Milner elaborated on the fact that school curriculum practices have had an exclusionary effect on Black students, citing Elliot Eisner’s three forms of curriculum: explicit, implicit, and null. “Historically and currently, the absence of providing curriculum opportunities that are germane to student success and healing is a form of punishment,” said Milner. “Curriculum is a form of punishment when we don’t provide spaces for students to unpack what’s happening in society.”

Milner also discussed results from the Teachers’ Race Talk Survey, an exploratory national survey that examines teachers’ beliefs about the importance of race in curriculum and instructional practices, teachers’ preparedness to discuss race, and teachers’ views on how to address institutionalized violence and racism with their students.

According to the survey, the vast majority - 86 percent - of teachers believed race was important to talk about. But among those same teachers, 55 percent reported that they did not feel prepared to have those conversations. The topic of police violence against unarmed Black men reported an even stronger decrease, to 33 percent.
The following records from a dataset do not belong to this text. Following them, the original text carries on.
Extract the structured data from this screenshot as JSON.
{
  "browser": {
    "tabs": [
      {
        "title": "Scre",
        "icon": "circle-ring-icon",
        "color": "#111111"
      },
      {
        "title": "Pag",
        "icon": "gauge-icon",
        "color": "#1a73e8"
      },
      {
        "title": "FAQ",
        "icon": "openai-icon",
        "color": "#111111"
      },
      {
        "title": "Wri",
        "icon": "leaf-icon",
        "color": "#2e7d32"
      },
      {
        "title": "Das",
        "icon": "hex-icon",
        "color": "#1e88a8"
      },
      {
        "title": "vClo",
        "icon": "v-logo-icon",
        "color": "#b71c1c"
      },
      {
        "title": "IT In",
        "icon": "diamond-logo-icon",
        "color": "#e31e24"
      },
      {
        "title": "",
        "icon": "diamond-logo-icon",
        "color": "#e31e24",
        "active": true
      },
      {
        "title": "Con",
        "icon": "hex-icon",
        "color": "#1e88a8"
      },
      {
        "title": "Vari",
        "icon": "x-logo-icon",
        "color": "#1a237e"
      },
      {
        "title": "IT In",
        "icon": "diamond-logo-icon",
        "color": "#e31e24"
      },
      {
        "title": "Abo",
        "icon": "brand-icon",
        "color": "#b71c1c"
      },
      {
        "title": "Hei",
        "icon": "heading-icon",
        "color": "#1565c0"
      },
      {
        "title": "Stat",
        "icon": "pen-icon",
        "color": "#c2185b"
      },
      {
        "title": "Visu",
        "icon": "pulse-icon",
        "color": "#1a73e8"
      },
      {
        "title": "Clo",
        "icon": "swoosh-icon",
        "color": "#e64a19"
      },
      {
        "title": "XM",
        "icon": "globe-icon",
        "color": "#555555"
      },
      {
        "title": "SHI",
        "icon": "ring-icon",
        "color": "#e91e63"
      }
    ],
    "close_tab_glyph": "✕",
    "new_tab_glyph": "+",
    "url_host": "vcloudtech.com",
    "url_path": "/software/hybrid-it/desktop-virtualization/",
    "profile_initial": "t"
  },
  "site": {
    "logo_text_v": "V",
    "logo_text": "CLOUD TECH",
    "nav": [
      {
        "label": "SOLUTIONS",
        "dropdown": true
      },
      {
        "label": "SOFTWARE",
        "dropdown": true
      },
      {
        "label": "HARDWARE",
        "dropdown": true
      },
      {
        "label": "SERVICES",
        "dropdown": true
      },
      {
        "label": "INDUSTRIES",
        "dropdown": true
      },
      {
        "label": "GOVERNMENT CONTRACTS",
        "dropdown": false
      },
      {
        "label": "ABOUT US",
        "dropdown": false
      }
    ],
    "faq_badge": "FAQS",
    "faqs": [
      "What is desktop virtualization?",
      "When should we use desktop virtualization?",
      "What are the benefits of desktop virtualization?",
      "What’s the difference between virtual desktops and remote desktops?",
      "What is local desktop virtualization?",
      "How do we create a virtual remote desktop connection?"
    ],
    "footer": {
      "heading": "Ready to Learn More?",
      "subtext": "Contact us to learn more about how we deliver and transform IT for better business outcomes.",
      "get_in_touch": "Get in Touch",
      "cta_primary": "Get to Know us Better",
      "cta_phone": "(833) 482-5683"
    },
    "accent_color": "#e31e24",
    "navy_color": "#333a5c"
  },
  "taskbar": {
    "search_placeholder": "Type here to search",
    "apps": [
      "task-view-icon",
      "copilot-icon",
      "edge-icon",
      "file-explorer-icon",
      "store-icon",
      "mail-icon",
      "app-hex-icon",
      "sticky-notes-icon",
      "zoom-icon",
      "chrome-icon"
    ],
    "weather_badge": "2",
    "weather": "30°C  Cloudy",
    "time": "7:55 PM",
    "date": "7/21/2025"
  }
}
 “My friends and colleagues, we are talking about our children, the heartbeats of our future,” concluded Milner. “We have a moral, social, and emotional responsibility to create systems to ensure that our children have a fighting chance to maximize their humanity. I hope you will be brave and strong enough to disrupt punitive policies and practices.”

Discussion Forum Participants
(left to right): Richard Milner, Leslie 
Fenwick, Peter Shulman, and Emily

Milner’s lecture set the stage for a discussion forum in which the audience and online viewers were invited into a “living room” setting for a conversation with Milner and leaders from policy sectors.

Emily Hanford (APM Reports) moderated the discussion, and Leslie T. Fenwick (Dean Emeritus and Professor, Howard University School of Education) and Peter Shulman (CEO, Urban Teachers) served as commentators. Open microphones in the theater allowed for audience members, who included current and retired teachers, school administrators, advocacy and non-governmental organization representatives, and AERA members, to ask questions on a variety of topics.

In their comments, Fenwick and Shulman emphasized the importance of Historically Black Colleges and Universities in their preparation of Black teachers and others; the necessity of recruiting and retaining high-quality teachers, particularly Black male teachers; and state policies supporting teachers in urban areas, among others.  

AERA Executive Director Felice J. 
Levine offers closing comments
following the discussion forum

AERA Executive Director Felice J. Levine convened the formal program, underscoring the importance of the Brown Lecture as an annual reminder that research can be a powerful force for social change and justice. Levine also welcomed attendees to continue the conversation at the buffet reception.

The lecture was made possible through the generous support of the 20 Friends of Brown: American Anthropological Association; American Association of Colleges for Teacher Education; American Institutes for Research; American Political Science Association; American Statistical Association; Donna Ford Attallah College of Educational Studies at Chapman University; Drexel University School of Education; Educational Testing Service; Foundation for Child Development; Indiana University Bloomington School of Education; Institute for Educational Leadership; Miami University College of Education, Health and Society; Peabody College of Education and Human Development at Vanderbilt University; Rutgers University Graduate School of Education; Sage Publications, Inc.; Society for Research in Child Development; Spencer Foundation; the George Washington University Graduate School of Education and Human Development; University Council of Educational Administration; and University of Maryland College of Education.

The 2019 AERA Brown Lecture and discussion forum will be held on October 24, 2019. The Brown Lecture Selection Committee is currently accepting nominations for next year’s lecture.